TASK REQUIREMENTS: Which lines of the entries below include "this"? List them all.

DATA TO EXAMINE:
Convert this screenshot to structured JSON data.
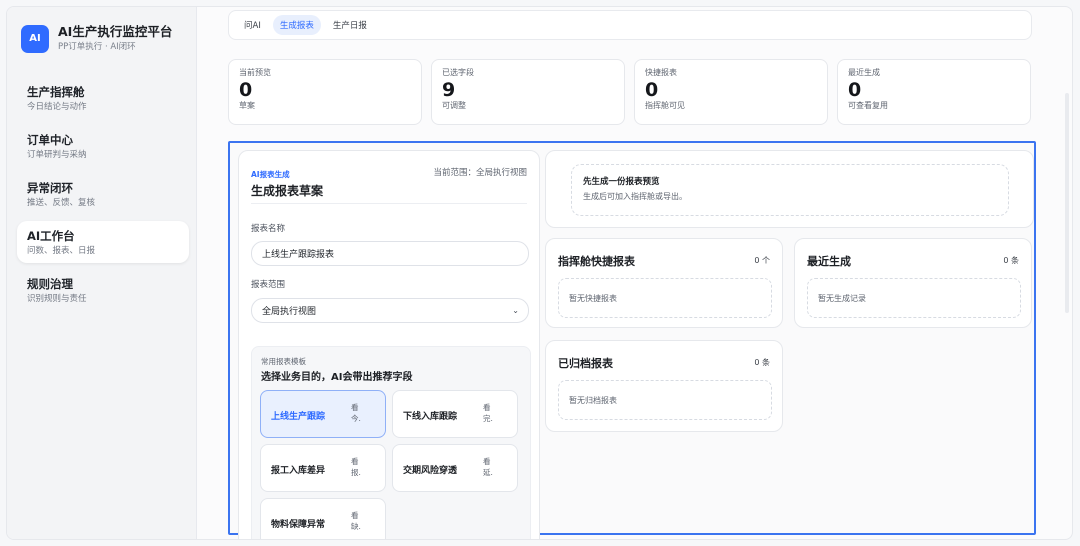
{
  "brand": {
    "logo": "AI",
    "title": "AI生产执行监控平台",
    "subtitle": "PP订单执行 · AI闭环"
  },
  "sidebar": {
    "items": [
      {
        "label": "生产指挥舱",
        "sub": "今日结论与动作"
      },
      {
        "label": "订单中心",
        "sub": "订单研判与采纳"
      },
      {
        "label": "异常闭环",
        "sub": "推送、反馈、复核"
      },
      {
        "label": "AI工作台",
        "sub": "问数、报表、日报",
        "active": true
      },
      {
        "label": "规则治理",
        "sub": "识别规则与责任"
      }
    ]
  },
  "tabs": [
    {
      "label": "问AI"
    },
    {
      "label": "生成报表",
      "active": true
    },
    {
      "label": "生产日报"
    }
  ],
  "stats": [
    {
      "label": "当前预览",
      "value": "0",
      "note": "草案"
    },
    {
      "label": "已选字段",
      "value": "9",
      "note": "可调整"
    },
    {
      "label": "快捷报表",
      "value": "0",
      "note": "指挥舱可见"
    },
    {
      "label": "最近生成",
      "value": "0",
      "note": "可查看复用"
    }
  ],
  "form": {
    "kicker": "AI报表生成",
    "scope": "当前范围：全局执行视图",
    "title": "生成报表草案",
    "name_label": "报表名称",
    "name_value": "上线生产跟踪报表",
    "range_label": "报表范围",
    "range_value": "全局执行视图",
    "templates_kicker": "常用报表模板",
    "templates_title": "选择业务目的，AI会带出推荐字段",
    "templates": [
      {
        "name": "上线生产跟踪",
        "hint": "看今.",
        "active": true
      },
      {
        "name": "下线入库跟踪",
        "hint": "看完."
      },
      {
        "name": "报工入库差异",
        "hint": "看报."
      },
      {
        "name": "交期风险穿透",
        "hint": "看延."
      },
      {
        "name": "物料保障异常",
        "hint": "看缺."
      }
    ]
  },
  "preview": {
    "title": "先生成一份报表预览",
    "sub": "生成后可加入指挥舱或导出。"
  },
  "quick": {
    "title": "指挥舱快捷报表",
    "count": "0 个",
    "empty": "暂无快捷报表"
  },
  "recent": {
    "title": "最近生成",
    "count": "0 条",
    "empty": "暂无生成记录"
  },
  "archived": {
    "title": "已归档报表",
    "count": "0 条",
    "empty": "暂无归档报表"
  }
}
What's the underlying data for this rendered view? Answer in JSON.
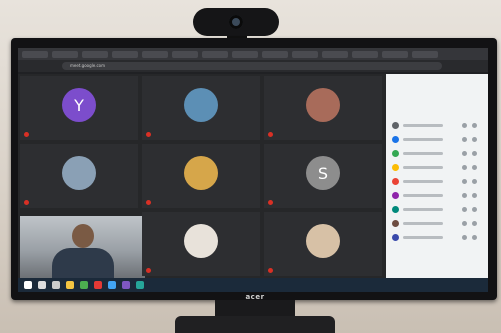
{
  "monitor": {
    "brand": "acer"
  },
  "browser": {
    "url": "meet.google.com"
  },
  "tiles": [
    {
      "kind": "letter",
      "letter": "Y",
      "color": "#7c4dcc",
      "name": ""
    },
    {
      "kind": "photo",
      "color": "#5c8fb5",
      "name": ""
    },
    {
      "kind": "photo",
      "color": "#a86b5a",
      "name": ""
    },
    {
      "kind": "photo",
      "color": "#8aa0b5",
      "name": ""
    },
    {
      "kind": "photo",
      "color": "#d6a64a",
      "name": ""
    },
    {
      "kind": "letter",
      "letter": "S",
      "color": "#8d8d8d",
      "name": ""
    },
    {
      "kind": "self",
      "color": "#9aa0a6",
      "name": ""
    },
    {
      "kind": "photo",
      "color": "#e8e2da",
      "name": ""
    },
    {
      "kind": "photo",
      "color": "#d7c1a6",
      "name": ""
    }
  ],
  "panel": {
    "title": "",
    "rows": [
      {
        "color": "#5f6368"
      },
      {
        "color": "#1a73e8"
      },
      {
        "color": "#34a853"
      },
      {
        "color": "#fbbc04"
      },
      {
        "color": "#ea4335"
      },
      {
        "color": "#8e24aa"
      },
      {
        "color": "#00897b"
      },
      {
        "color": "#6d4c41"
      },
      {
        "color": "#3949ab"
      }
    ]
  },
  "taskbar": {
    "icons": [
      "start-icon",
      "search-icon",
      "task-view-icon",
      "explorer-icon",
      "chrome-icon",
      "app-icon",
      "app-icon",
      "app-icon",
      "app-icon"
    ]
  }
}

TASK RESPONSE:
Convert this screenshot to structured JSON data.
What's the underlying data for this rendered view? Answer in JSON.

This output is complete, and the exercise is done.